Article 421. Freedom of Contract.
Article 421. Freedom of Contract.
Article 421. Freedom of Contract.
1. Citizens and legal entities shall be free in concluding a contract. Coercion to conclude a contract shall not be permitted except for instances when the duty to conclude a contract has been provided for by this Code, by a law, or by a voluntarily accepted obligation.
2. The parties may conclude a contract which is either provided for or is not provided for by a law or other legal acts.
3. The parties may conclude a contract which contains elements of various contracts provided for by a law or other legal acts (mixed contact). The rules on contracts whose elements are contained in a mixed contract shall apply in respective parts to the relations of the parties under a mixed contract unless it follows otherwise from the agreement of the parties or the essence of the mixed contract.
4. The conditions of a contract shall be determined at discretion of the parties except for instances when the content of the respective condition has been prescribed by a law or other legal acts (Article 422). In instances when a condition of a contract has been provided for by a norm which applies insofar as not established otherwise by agreement of the parties (dispositive norm), the parties may by their agreement exclude the application thereof or establish a condition which differs from that provided therein. In the absence of such agreement, the condition of the contract shall be determined by the dispositive norm.
5. If a condition of a contract has not been determined by the parties or by a dispositive norm, the respective conditions shall be determined by the customs of business usage applicable to the relations of the parties.
Article 427. Model Conditions of Contract.
Article 427. Model Conditions of Contract.
1. It may be provided in a contract that its individual conditions shall be determined by model conditions worked out for contracts of the respective type and published in the press.
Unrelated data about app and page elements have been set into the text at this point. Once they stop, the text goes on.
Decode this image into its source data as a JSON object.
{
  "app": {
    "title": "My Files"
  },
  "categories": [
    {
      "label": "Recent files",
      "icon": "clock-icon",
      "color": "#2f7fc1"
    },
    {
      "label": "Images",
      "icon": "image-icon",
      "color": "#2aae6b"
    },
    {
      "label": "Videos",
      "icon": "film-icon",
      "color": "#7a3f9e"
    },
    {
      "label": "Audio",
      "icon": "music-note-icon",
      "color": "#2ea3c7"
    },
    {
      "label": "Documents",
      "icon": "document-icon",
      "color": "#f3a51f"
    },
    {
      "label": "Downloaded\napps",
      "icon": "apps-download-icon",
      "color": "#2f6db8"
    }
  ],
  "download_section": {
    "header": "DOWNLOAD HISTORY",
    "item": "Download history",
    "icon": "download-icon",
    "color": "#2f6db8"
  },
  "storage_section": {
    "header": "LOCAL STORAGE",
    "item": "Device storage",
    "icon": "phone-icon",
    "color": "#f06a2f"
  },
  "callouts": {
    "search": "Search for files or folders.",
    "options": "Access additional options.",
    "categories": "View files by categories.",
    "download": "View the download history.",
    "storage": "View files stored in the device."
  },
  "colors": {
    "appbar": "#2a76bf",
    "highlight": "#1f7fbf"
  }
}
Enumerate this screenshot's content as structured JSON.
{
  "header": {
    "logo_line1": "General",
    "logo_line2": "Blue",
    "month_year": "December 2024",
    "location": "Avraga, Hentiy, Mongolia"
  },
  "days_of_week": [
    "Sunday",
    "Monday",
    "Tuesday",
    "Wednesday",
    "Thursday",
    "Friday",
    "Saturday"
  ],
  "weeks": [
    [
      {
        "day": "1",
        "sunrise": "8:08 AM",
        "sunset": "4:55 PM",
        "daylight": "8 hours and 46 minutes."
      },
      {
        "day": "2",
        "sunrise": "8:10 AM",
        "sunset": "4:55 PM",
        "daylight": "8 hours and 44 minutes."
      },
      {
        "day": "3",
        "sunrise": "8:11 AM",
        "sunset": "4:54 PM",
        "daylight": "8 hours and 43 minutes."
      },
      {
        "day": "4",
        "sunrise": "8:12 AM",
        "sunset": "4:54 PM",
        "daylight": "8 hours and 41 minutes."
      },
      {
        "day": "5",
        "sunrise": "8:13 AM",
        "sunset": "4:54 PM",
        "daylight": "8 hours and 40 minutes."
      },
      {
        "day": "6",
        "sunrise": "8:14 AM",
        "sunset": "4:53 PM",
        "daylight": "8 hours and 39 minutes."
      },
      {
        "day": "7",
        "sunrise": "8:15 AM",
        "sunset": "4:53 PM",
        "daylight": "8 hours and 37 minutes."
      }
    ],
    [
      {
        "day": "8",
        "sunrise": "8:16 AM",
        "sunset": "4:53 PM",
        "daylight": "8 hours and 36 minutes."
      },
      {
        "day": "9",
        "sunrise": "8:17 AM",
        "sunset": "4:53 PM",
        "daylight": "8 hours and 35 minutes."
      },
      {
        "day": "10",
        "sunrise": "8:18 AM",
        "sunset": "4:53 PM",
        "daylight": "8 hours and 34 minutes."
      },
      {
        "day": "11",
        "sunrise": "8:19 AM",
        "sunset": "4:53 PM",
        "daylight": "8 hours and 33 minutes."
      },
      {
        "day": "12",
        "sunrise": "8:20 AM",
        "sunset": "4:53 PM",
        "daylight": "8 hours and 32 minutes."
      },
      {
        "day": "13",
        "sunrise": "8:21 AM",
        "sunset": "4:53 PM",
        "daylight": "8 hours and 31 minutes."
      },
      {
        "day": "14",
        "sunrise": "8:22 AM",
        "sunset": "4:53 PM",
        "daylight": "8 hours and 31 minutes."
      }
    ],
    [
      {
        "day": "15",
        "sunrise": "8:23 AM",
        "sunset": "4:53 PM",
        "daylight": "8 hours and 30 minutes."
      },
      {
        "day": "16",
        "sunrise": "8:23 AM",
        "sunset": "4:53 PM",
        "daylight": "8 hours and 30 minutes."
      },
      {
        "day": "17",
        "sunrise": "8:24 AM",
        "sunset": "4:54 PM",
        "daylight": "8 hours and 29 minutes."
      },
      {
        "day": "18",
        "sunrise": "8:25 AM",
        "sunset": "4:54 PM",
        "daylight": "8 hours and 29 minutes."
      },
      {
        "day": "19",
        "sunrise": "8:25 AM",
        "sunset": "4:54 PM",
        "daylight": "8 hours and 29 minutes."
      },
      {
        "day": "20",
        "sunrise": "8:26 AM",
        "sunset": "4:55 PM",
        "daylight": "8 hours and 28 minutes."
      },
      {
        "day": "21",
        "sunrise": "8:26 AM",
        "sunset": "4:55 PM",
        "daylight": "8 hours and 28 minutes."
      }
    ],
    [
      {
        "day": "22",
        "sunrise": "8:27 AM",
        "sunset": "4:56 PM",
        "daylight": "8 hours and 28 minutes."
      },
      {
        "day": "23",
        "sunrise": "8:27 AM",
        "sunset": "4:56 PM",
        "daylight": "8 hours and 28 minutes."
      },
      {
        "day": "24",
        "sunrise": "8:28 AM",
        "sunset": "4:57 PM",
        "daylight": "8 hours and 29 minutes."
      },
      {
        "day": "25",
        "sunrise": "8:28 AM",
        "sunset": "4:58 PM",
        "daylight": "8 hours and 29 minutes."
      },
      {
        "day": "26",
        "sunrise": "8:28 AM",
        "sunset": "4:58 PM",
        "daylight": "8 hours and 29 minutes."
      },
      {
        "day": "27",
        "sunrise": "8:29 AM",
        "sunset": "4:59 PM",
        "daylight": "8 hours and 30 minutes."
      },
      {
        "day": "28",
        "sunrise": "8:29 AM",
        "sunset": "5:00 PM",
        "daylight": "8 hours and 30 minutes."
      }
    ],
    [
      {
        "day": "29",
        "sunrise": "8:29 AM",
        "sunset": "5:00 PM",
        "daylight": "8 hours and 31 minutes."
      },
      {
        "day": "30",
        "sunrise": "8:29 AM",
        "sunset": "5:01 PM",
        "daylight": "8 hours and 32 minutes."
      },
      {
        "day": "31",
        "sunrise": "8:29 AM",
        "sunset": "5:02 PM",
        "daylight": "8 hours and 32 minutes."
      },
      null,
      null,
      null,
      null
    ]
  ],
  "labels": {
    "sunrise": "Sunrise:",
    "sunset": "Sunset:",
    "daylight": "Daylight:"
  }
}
2. In instances when a reference to model conditions is not contained in the contract, such model conditions shall apply to the relations of the parties as customs of business practice if they meet the requirements established by Article 5 and by Article 421(5) of this Code.
3. Model conditions may be stated in the form of a model contract or other document containing these conditions.  
Article 5. Customs in business practice.
Article 5. Customs in business practice.
1. A custom in business practice is recognized to be a rule of behaviour not provided for by the legislation that has long developed and been in wide use in some business field regardless of whether or not it has been recorded in a document.
2. Business practice customs conflicting with the legislation or contract provisions that are binding on the parties to appropriate relations shall not be applied.
Article 428. Contract of Adhesion.
Article 428. Contract of Adhesion.
1. A contract of adhesion shall be deemed to be a contract whose conditions have been determined by one of the parties in model forms or other standard forms and which could be accepted by the other party not other than by means of adhering to the offered contract as a whole.
2. A party which has adhered to the contract shall have the right to demand dissolution or change of the contract if the contract of adhesion, although not contrary to a law or other legal acts, deprives this party of the rights usually granted under contracts of that type, excludes or restricts the responsibility of the other party for a violation of obligations, or contains other conditions clearly burdensome for the adhering party which it, proceeding form its own reasonably understood interests, would not have accepted, had it the opportunity to participate in determining the conditions of the contract.
3. When the circumstances provided for by point 3 of this Article are present, the demand concerning dissolution or change of the contract presented by a party which has adhered to the contract in connection with the effectuation of its entrepreneurial activity shall not be subject to satisfaction, if the adhering party know or should have know on what conditions it concluded the contract.